Ghostly Encounters on Google
Spirit Photography, Reverse Image Search and Urban Critique in Baltimore
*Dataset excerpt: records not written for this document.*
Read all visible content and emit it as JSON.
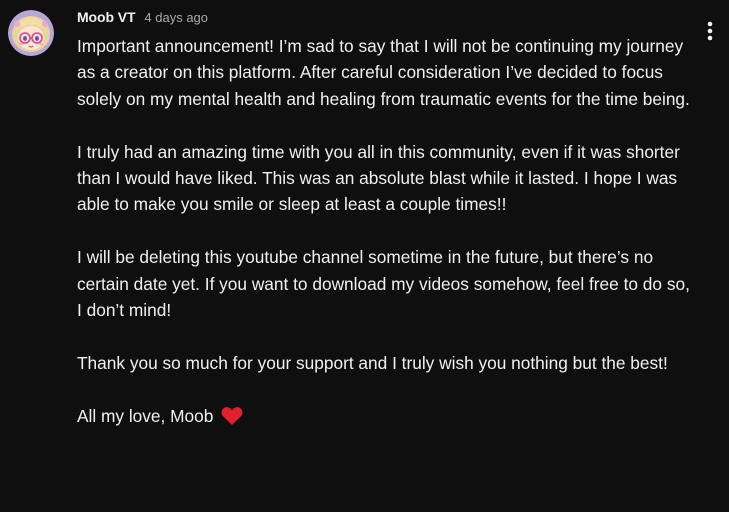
{
  "post": {
    "author": "Moob VT",
    "timestamp": "4 days ago",
    "avatar_icon": "anime-girl-avatar",
    "menu_icon": "more-vertical-icon",
    "paragraphs": [
      "Important announcement! I’m sad to say that I will not be continuing my journey as a creator on this platform. After careful consideration I’ve decided to focus solely on my mental health and healing from traumatic events for the time being.",
      "I truly had an amazing time with you all in this community, even if it was shorter than I would have liked. This was an absolute blast while it lasted. I hope I was able to make you smile or sleep at least a couple times!!",
      "I will be deleting this youtube channel sometime in the future, but there’s no certain date yet. If you want to download my videos somehow, feel free to do so, I don’t mind!",
      "Thank you so much for your support and I truly wish you nothing but the best!"
    ],
    "signoff": "All my love, Moob",
    "signoff_icon": "red-heart-icon"
  },
  "colors": {
    "background": "#0f0f0f",
    "text": "#f1f1f1",
    "secondary_text": "#aaaaaa",
    "heart": "#e0202a"
  }
}
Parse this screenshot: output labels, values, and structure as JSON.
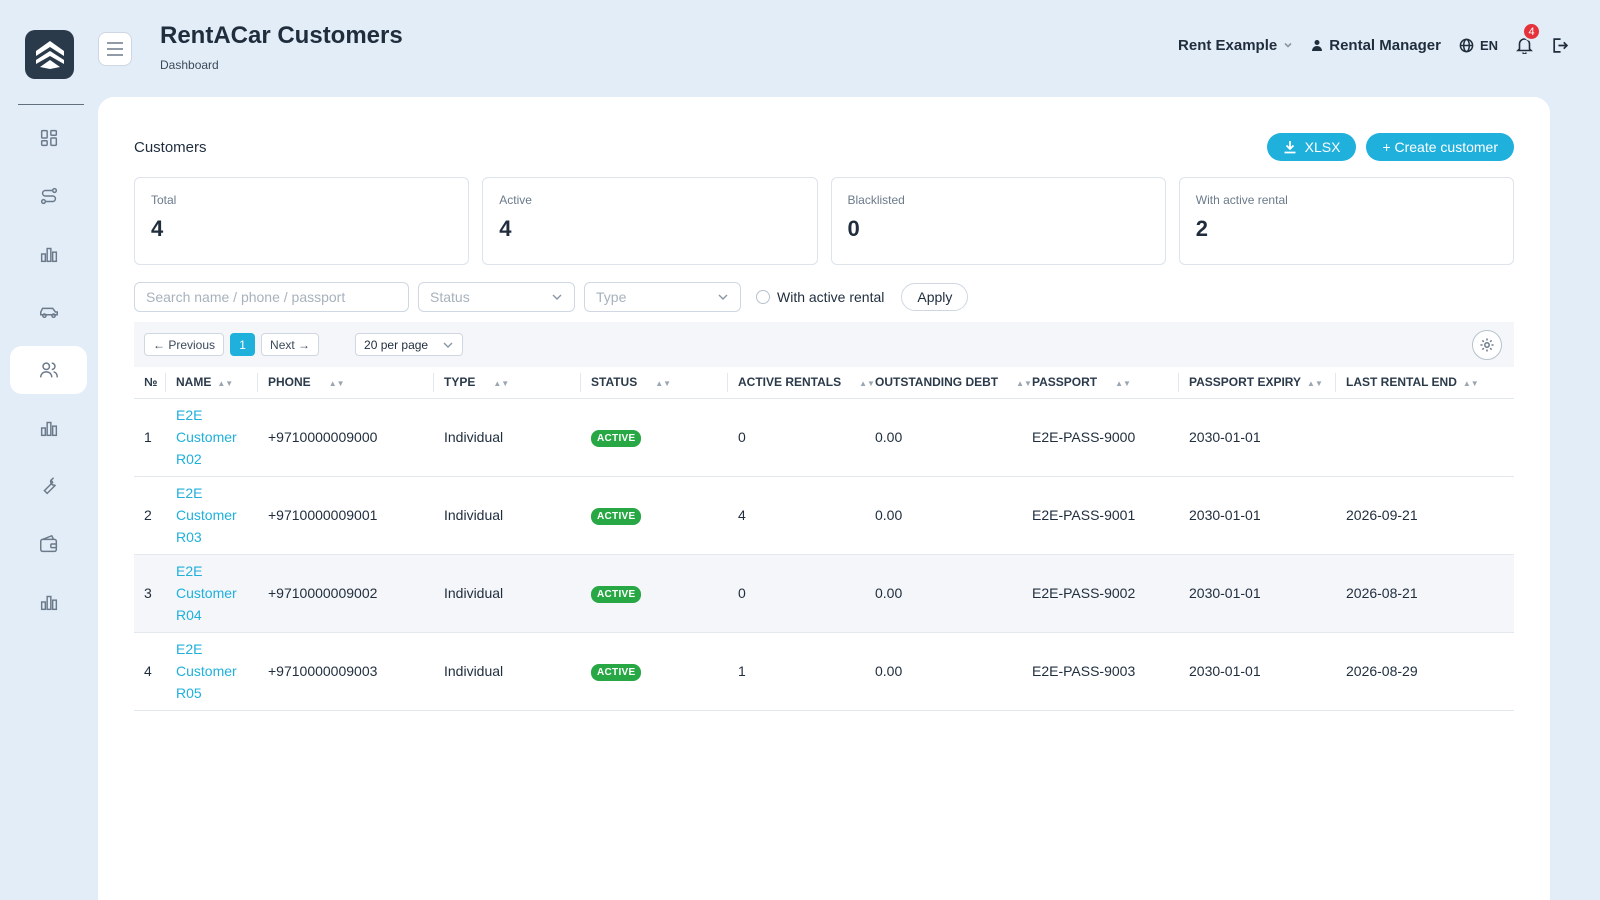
{
  "header": {
    "title": "RentACar Customers",
    "breadcrumb": "Dashboard",
    "company": "Rent Example",
    "user": "Rental Manager",
    "language": "EN",
    "notification_count": "4"
  },
  "sidebar": {
    "items": [
      {
        "icon": "dashboard-icon"
      },
      {
        "icon": "route-icon"
      },
      {
        "icon": "chart-icon"
      },
      {
        "icon": "car-icon"
      },
      {
        "icon": "users-icon",
        "active": true
      },
      {
        "icon": "chart-icon"
      },
      {
        "icon": "wrench-icon"
      },
      {
        "icon": "wallet-icon"
      },
      {
        "icon": "chart-icon"
      }
    ]
  },
  "main": {
    "section_title": "Customers",
    "xlsx_label": "XLSX",
    "create_label": "+ Create customer",
    "stats": [
      {
        "label": "Total",
        "value": "4"
      },
      {
        "label": "Active",
        "value": "4"
      },
      {
        "label": "Blacklisted",
        "value": "0"
      },
      {
        "label": "With active rental",
        "value": "2"
      }
    ],
    "filters": {
      "search_placeholder": "Search name / phone / passport",
      "status_placeholder": "Status",
      "type_placeholder": "Type",
      "active_rental_label": "With active rental",
      "apply_label": "Apply"
    },
    "pagination": {
      "prev": "← Previous",
      "current": "1",
      "next": "Next →",
      "per_page": "20 per page"
    },
    "columns": [
      "№",
      "NAME",
      "PHONE",
      "TYPE",
      "STATUS",
      "ACTIVE RENTALS",
      "OUTSTANDING DEBT",
      "PASSPORT",
      "PASSPORT EXPIRY",
      "LAST RENTAL END"
    ],
    "rows": [
      {
        "no": "1",
        "name": "E2E Customer R02",
        "phone": "+9710000009000",
        "type": "Individual",
        "status": "ACTIVE",
        "active_rentals": "0",
        "debt": "0.00",
        "passport": "E2E-PASS-9000",
        "expiry": "2030-01-01",
        "last_end": ""
      },
      {
        "no": "2",
        "name": "E2E Customer R03",
        "phone": "+9710000009001",
        "type": "Individual",
        "status": "ACTIVE",
        "active_rentals": "4",
        "debt": "0.00",
        "passport": "E2E-PASS-9001",
        "expiry": "2030-01-01",
        "last_end": "2026-09-21"
      },
      {
        "no": "3",
        "name": "E2E Customer R04",
        "phone": "+9710000009002",
        "type": "Individual",
        "status": "ACTIVE",
        "active_rentals": "0",
        "debt": "0.00",
        "passport": "E2E-PASS-9002",
        "expiry": "2030-01-01",
        "last_end": "2026-08-21"
      },
      {
        "no": "4",
        "name": "E2E Customer R05",
        "phone": "+9710000009003",
        "type": "Individual",
        "status": "ACTIVE",
        "active_rentals": "1",
        "debt": "0.00",
        "passport": "E2E-PASS-9003",
        "expiry": "2030-01-01",
        "last_end": "2026-08-29"
      }
    ]
  },
  "colors": {
    "accent": "#1fb0dc",
    "background": "#e3edf7",
    "status_active": "#28a745",
    "notification": "#e5323a"
  }
}
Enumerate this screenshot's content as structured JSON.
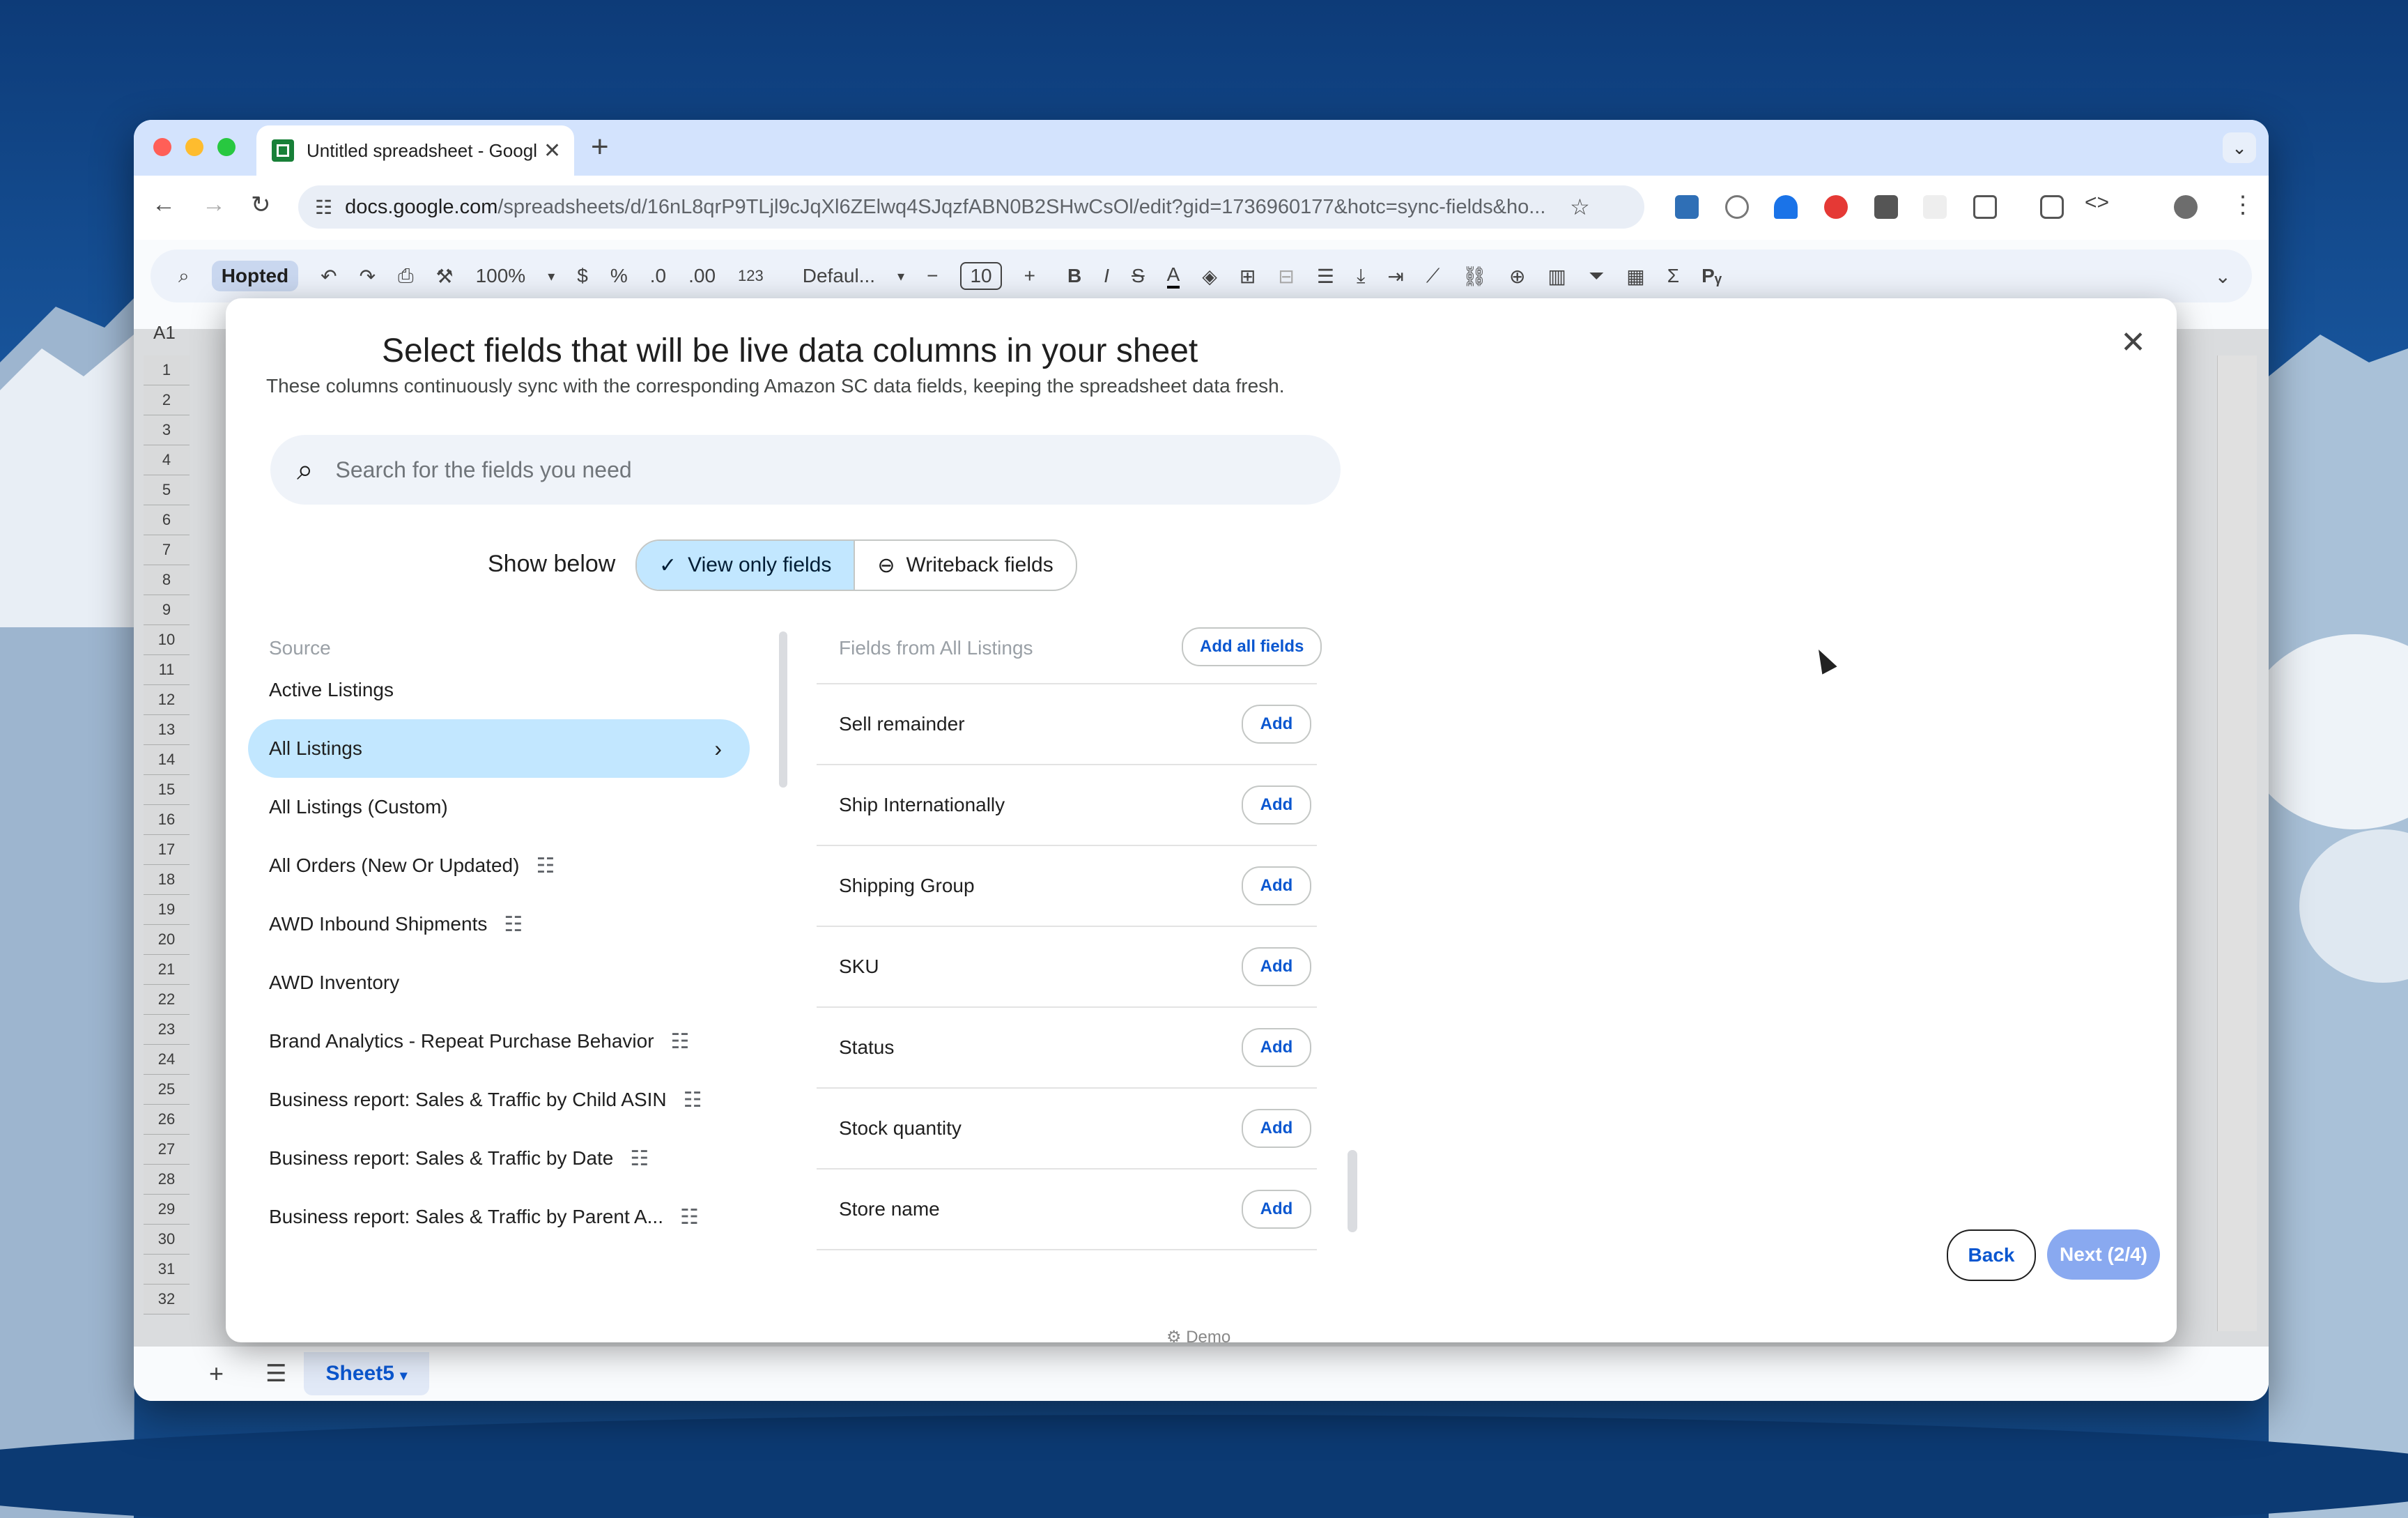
{
  "colors": {
    "accent": "#0b57d0",
    "selected_bg": "#c2e7ff",
    "next_button_bg": "#89a9f0",
    "tabbar_bg": "#d3e3fd"
  },
  "browser": {
    "tab_title": "Untitled spreadsheet - Googl",
    "url_host": "docs.google.com",
    "url_path": "/spreadsheets/d/16nL8qrP9TLjl9cJqXl6ZElwq4SJqzfABN0B2SHwCsOl/edit?gid=1736960177&hotc=sync-fields&ho..."
  },
  "sheets_toolbar": {
    "hopted": "Hopted",
    "zoom": "100%",
    "currency": "$",
    "percent": "%",
    "dec_decrease": ".0",
    "dec_increase": ".00",
    "number_format": "123",
    "font": "Defaul...",
    "font_size": "10",
    "bold": "B",
    "italic": "I",
    "name_box": "A1"
  },
  "row_numbers": [
    "1",
    "2",
    "3",
    "4",
    "5",
    "6",
    "7",
    "8",
    "9",
    "10",
    "11",
    "12",
    "13",
    "14",
    "15",
    "16",
    "17",
    "18",
    "19",
    "20",
    "21",
    "22",
    "23",
    "24",
    "25",
    "26",
    "27",
    "28",
    "29",
    "30",
    "31",
    "32"
  ],
  "sheet_tab": "Sheet5",
  "modal": {
    "title": "Select fields that will be live data columns in your sheet",
    "subtitle": "These columns continuously sync with the corresponding Amazon SC data fields, keeping the spreadsheet data fresh.",
    "search_placeholder": "Search for the fields you need",
    "show_below": "Show below",
    "view_only": "View only fields",
    "writeback": "Writeback fields",
    "source_header": "Source",
    "sources": [
      {
        "label": "Active Listings",
        "tune": false
      },
      {
        "label": "All Listings",
        "tune": false,
        "selected": true
      },
      {
        "label": "All Listings (Custom)",
        "tune": false
      },
      {
        "label": "All Orders (New Or Updated)",
        "tune": true
      },
      {
        "label": "AWD Inbound Shipments",
        "tune": true
      },
      {
        "label": "AWD Inventory",
        "tune": false
      },
      {
        "label": "Brand Analytics - Repeat Purchase Behavior",
        "tune": true
      },
      {
        "label": "Business report: Sales & Traffic by Child ASIN",
        "tune": true
      },
      {
        "label": "Business report: Sales & Traffic by Date",
        "tune": true
      },
      {
        "label": "Business report: Sales & Traffic by Parent A...",
        "tune": true
      }
    ],
    "fields_header": "Fields from All Listings",
    "add_all": "Add all fields",
    "add_label": "Add",
    "fields": [
      "Sell remainder",
      "Ship Internationally",
      "Shipping Group",
      "SKU",
      "Status",
      "Stock quantity",
      "Store name"
    ],
    "back": "Back",
    "next": "Next (2/4)",
    "demo": "Demo"
  }
}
In 1866, Alfred Russell Wallace proclaimed a “new branch of anthropology” premised on the Spiritualist movement that was then exploding in popularity in England. For Wallace, that anthropology would revolve around a growing body of highly disputed evidence of life after death. While séances were one major site for the evidence of spirits, other technologies were also important to the new religion, including spirit photography, where ghostly figures or more amorphous, ectoplasmic emanations would appear in photographs next to (living) humans sitting for their portraits. Although these photographs brought solace to those missing their loved ones, they were also windows onto a future utopia; after all, the afterlife was a place where humans would continue to grow and develop into more perfect beings, beings who had come back to help guide their still living compatriots. While these photos appear to us today to be clumsy double exposures, they suggest—along with their twentieth-century counterparts in Dadaist montage—a source of social critique. And, indeed, Spiritualism was readily embraced by social progressives of the day for just these reasons. Interpellating other images onto a photograph both breaks the illusion of objectivity in realist photography and opens a space of critique by conjuring absence and opening the indexicality of the photograph. In so doing, spirit photography anticipates the challenges digitization, manipulation and algorithmically generated images raise to the indexical truth-value of the image.1 In this essay, I extend Wallace’s “new anthropology” to urban applications of reverse image search, where search engines apply a combination of indexed images, neural networks and machine learning in order to identify the same or similar images across huge databases. Although mostly utilized for locating copyright infringement, uncovering catfishing or identifying locations, reverse image search also suggests a series of alternative “spirits” to photos of urban spaces. In Baltimore, where my research has concentrated on issues of urban gentrification and abandonment, reverse image searches of Baltimore’s spaces reveal other possibilities—alternatives to urban divestment. For example, a search based on a photo of a boarded up block of stores in West Baltimore generates images of bustling mercantile districts in cities all over the world. Each of these images, in turn, is an argument against the neoliberal algebra that has laid waste to cities and compounded poverty and segregation. By overlaying images of Baltimore streets and facades with these ghosts of other urban possibilities, I attempt to summon an anthropology of critical future possibilities. In so doing, I identify another role for digital technologies: one that conjures absent possibilities into urban presents through regimes of Big Data that would otherwise be used for surveillance. The end of the essay finds me revisiting Wallace’s “new branch of anthropology,” not to revive his call for the study of ghosts, but for our work to include spirits of the future in our critiques of present inequality.